If you’re adding a set of teacups, plates, or bowls to your kitchen cabinet, it might be beneficial to add them to a decorative shelf or use them as trinket trays, instead of eating or drinking. Even furniture and children’s toys can have traces of lead in them. 

This June, the New York State Department of Health launched a public health awareness campaign to educate adults on exposure to lead poisoning, and it recommended washing your clothes post-renovation projects. “Don’t Bring Lead Home” specifically targets activities like “remodeling a home or working with lead paint,” as they can leave fragments of dust on clothes or shoes, but isn’t limited to hobbies like gardening.

Although the Department of Health didn’t mention thrifted items, don’t let your guard down and make sure to test them for lead. You can purchase a lead test kit with multiple swabs from Amazon, Lowe’s, or your local hardware store, and they’re easy to use on ceramics, wood, painted surfaces, and metal. Once the testing swab is dipped into vinegar, you’ll receive results in 30 seconds and remember — red means lead.

According to the CDC, there is no amount of lead that is “safe” for our bodies, so unfortunately it might be in your best interest to toss out items that test positive for lead. Symptoms of lead poisoning in adults can lead to high blood pressure and cardiovascular disease, while children can experience neurological issues. It’s a bit more common to find traces of lead in paint or water pipes, so you’ll want to take any suspicion of lead seriously, even if it’s on a small plant pot. 

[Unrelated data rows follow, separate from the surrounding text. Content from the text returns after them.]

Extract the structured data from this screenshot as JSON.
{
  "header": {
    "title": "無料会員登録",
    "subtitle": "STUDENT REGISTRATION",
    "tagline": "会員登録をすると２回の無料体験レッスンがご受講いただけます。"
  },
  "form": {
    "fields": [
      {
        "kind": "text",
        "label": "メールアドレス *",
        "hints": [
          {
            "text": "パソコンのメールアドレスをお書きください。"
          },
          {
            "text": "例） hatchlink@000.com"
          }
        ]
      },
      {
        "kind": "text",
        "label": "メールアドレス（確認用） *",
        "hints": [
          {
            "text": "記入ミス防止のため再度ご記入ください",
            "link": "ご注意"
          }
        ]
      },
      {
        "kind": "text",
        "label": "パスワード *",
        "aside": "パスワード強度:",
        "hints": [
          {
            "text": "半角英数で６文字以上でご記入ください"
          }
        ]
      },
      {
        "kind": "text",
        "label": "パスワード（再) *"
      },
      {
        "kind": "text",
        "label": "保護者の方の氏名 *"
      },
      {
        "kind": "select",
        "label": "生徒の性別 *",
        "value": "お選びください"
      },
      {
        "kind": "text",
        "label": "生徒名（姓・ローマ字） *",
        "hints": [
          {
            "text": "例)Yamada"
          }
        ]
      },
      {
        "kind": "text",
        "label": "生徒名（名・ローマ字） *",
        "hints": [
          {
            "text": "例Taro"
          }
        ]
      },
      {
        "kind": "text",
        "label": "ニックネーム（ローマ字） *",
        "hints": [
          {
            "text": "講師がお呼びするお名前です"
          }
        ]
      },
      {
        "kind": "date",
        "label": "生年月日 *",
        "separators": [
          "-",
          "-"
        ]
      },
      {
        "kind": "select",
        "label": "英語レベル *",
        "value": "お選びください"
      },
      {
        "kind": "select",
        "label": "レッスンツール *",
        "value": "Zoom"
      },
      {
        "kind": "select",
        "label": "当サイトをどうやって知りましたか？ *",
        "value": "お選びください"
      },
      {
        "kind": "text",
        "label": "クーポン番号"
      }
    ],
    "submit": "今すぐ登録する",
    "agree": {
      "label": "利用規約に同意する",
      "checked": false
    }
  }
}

Brandi, also known as @moonflowerthrifts on TikTok, shared that a majority of her vintage mugs tested positive for lead and that “collecting vintage mugs is canceled.” There’s nothing wrong with keeping an eye out for cute mugs at the thrift store, but you’ll either have to settle for them as display pieces or bring a testing kit with you while shopping. 

Hopefully your beloved items and hand-me-down furniture are safe from lead poisoning, but if you or a loved one suspects exposure to lead, contact Poison Control at 1-800-222-1222.